The US consumer price index increased by 7.5% year on year in January, the quickest in four decades. It was faster than the 7.3% median estimate in a Reuters poll and the 7% in December.

Rates of T-bills went up on reduced demand as the market is expected to instead put their cash in the retail Treasury bonds (RTBs) to be offered starting this week, a trader said in a Viber message.

“I think that the main driver for yields for T-bills moving up from their recent lows would be the new RTB issuance this week. There will be a large incoming supply of bonds and investors will be monitoring the size of this issuance,” the trader said.

“Other factors would be inflation in the US and yields for US Treasuries in the secondary market, which are moving up.”

The BTr is looking to raise at least P30 billion from the five-year RTBs it is offering this month. The offer period for the peso-denominated debt is Feb. 15 to 28. There will also be a swap offer for bonds falling due on March 14 and July 4.

The Treasury canceled its scheduled auctions for seven- and 10-year papers on Feb. 15 and 22 to make way for its RTB sale.

In November, the government raised P360 billion from five-year RTBs with a coupon rate of 4.625%.

Retail bonds are targeted for small investors who want low-risk, higher-yielding savings instruments backed by the government.

Before it canceled the remaining two T-bond auctions for February, the BTr had planned to raise P200 billion from the domestic market this month, or P60 billion via T-bills and P140 billion from Treasury bonds.

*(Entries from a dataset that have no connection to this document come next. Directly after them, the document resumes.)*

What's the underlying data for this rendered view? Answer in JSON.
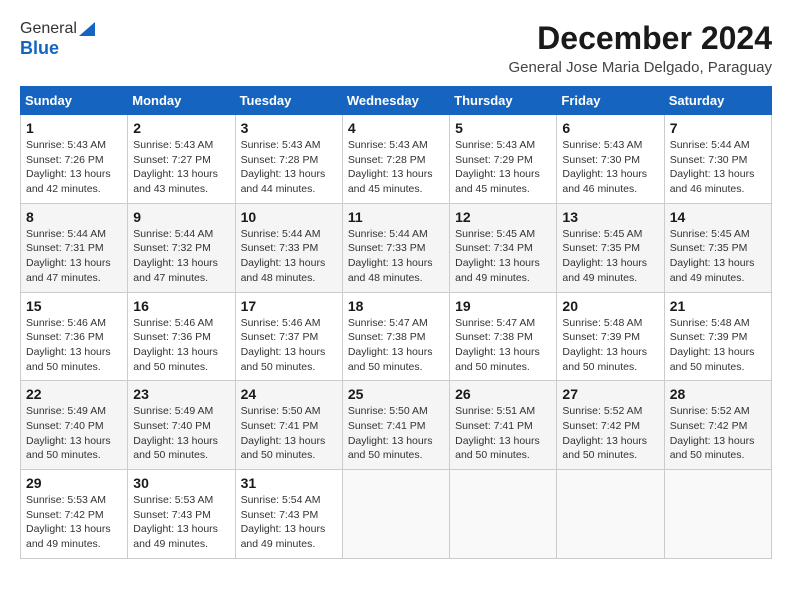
{
  "logo": {
    "general": "General",
    "blue": "Blue"
  },
  "title": "December 2024",
  "location": "General Jose Maria Delgado, Paraguay",
  "days_of_week": [
    "Sunday",
    "Monday",
    "Tuesday",
    "Wednesday",
    "Thursday",
    "Friday",
    "Saturday"
  ],
  "weeks": [
    [
      {
        "day": "1",
        "sunrise": "5:43 AM",
        "sunset": "7:26 PM",
        "daylight": "13 hours and 42 minutes."
      },
      {
        "day": "2",
        "sunrise": "5:43 AM",
        "sunset": "7:27 PM",
        "daylight": "13 hours and 43 minutes."
      },
      {
        "day": "3",
        "sunrise": "5:43 AM",
        "sunset": "7:28 PM",
        "daylight": "13 hours and 44 minutes."
      },
      {
        "day": "4",
        "sunrise": "5:43 AM",
        "sunset": "7:28 PM",
        "daylight": "13 hours and 45 minutes."
      },
      {
        "day": "5",
        "sunrise": "5:43 AM",
        "sunset": "7:29 PM",
        "daylight": "13 hours and 45 minutes."
      },
      {
        "day": "6",
        "sunrise": "5:43 AM",
        "sunset": "7:30 PM",
        "daylight": "13 hours and 46 minutes."
      },
      {
        "day": "7",
        "sunrise": "5:44 AM",
        "sunset": "7:30 PM",
        "daylight": "13 hours and 46 minutes."
      }
    ],
    [
      {
        "day": "8",
        "sunrise": "5:44 AM",
        "sunset": "7:31 PM",
        "daylight": "13 hours and 47 minutes."
      },
      {
        "day": "9",
        "sunrise": "5:44 AM",
        "sunset": "7:32 PM",
        "daylight": "13 hours and 47 minutes."
      },
      {
        "day": "10",
        "sunrise": "5:44 AM",
        "sunset": "7:33 PM",
        "daylight": "13 hours and 48 minutes."
      },
      {
        "day": "11",
        "sunrise": "5:44 AM",
        "sunset": "7:33 PM",
        "daylight": "13 hours and 48 minutes."
      },
      {
        "day": "12",
        "sunrise": "5:45 AM",
        "sunset": "7:34 PM",
        "daylight": "13 hours and 49 minutes."
      },
      {
        "day": "13",
        "sunrise": "5:45 AM",
        "sunset": "7:35 PM",
        "daylight": "13 hours and 49 minutes."
      },
      {
        "day": "14",
        "sunrise": "5:45 AM",
        "sunset": "7:35 PM",
        "daylight": "13 hours and 49 minutes."
      }
    ],
    [
      {
        "day": "15",
        "sunrise": "5:46 AM",
        "sunset": "7:36 PM",
        "daylight": "13 hours and 50 minutes."
      },
      {
        "day": "16",
        "sunrise": "5:46 AM",
        "sunset": "7:36 PM",
        "daylight": "13 hours and 50 minutes."
      },
      {
        "day": "17",
        "sunrise": "5:46 AM",
        "sunset": "7:37 PM",
        "daylight": "13 hours and 50 minutes."
      },
      {
        "day": "18",
        "sunrise": "5:47 AM",
        "sunset": "7:38 PM",
        "daylight": "13 hours and 50 minutes."
      },
      {
        "day": "19",
        "sunrise": "5:47 AM",
        "sunset": "7:38 PM",
        "daylight": "13 hours and 50 minutes."
      },
      {
        "day": "20",
        "sunrise": "5:48 AM",
        "sunset": "7:39 PM",
        "daylight": "13 hours and 50 minutes."
      },
      {
        "day": "21",
        "sunrise": "5:48 AM",
        "sunset": "7:39 PM",
        "daylight": "13 hours and 50 minutes."
      }
    ],
    [
      {
        "day": "22",
        "sunrise": "5:49 AM",
        "sunset": "7:40 PM",
        "daylight": "13 hours and 50 minutes."
      },
      {
        "day": "23",
        "sunrise": "5:49 AM",
        "sunset": "7:40 PM",
        "daylight": "13 hours and 50 minutes."
      },
      {
        "day": "24",
        "sunrise": "5:50 AM",
        "sunset": "7:41 PM",
        "daylight": "13 hours and 50 minutes."
      },
      {
        "day": "25",
        "sunrise": "5:50 AM",
        "sunset": "7:41 PM",
        "daylight": "13 hours and 50 minutes."
      },
      {
        "day": "26",
        "sunrise": "5:51 AM",
        "sunset": "7:41 PM",
        "daylight": "13 hours and 50 minutes."
      },
      {
        "day": "27",
        "sunrise": "5:52 AM",
        "sunset": "7:42 PM",
        "daylight": "13 hours and 50 minutes."
      },
      {
        "day": "28",
        "sunrise": "5:52 AM",
        "sunset": "7:42 PM",
        "daylight": "13 hours and 50 minutes."
      }
    ],
    [
      {
        "day": "29",
        "sunrise": "5:53 AM",
        "sunset": "7:42 PM",
        "daylight": "13 hours and 49 minutes."
      },
      {
        "day": "30",
        "sunrise": "5:53 AM",
        "sunset": "7:43 PM",
        "daylight": "13 hours and 49 minutes."
      },
      {
        "day": "31",
        "sunrise": "5:54 AM",
        "sunset": "7:43 PM",
        "daylight": "13 hours and 49 minutes."
      },
      null,
      null,
      null,
      null
    ]
  ],
  "labels": {
    "sunrise": "Sunrise:",
    "sunset": "Sunset:",
    "daylight": "Daylight:"
  }
}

The government borrows from local and external sources to help fund a budget deficit capped at 7.7% of gross domestic product this year. — Jenina P. Ibañez with Reuters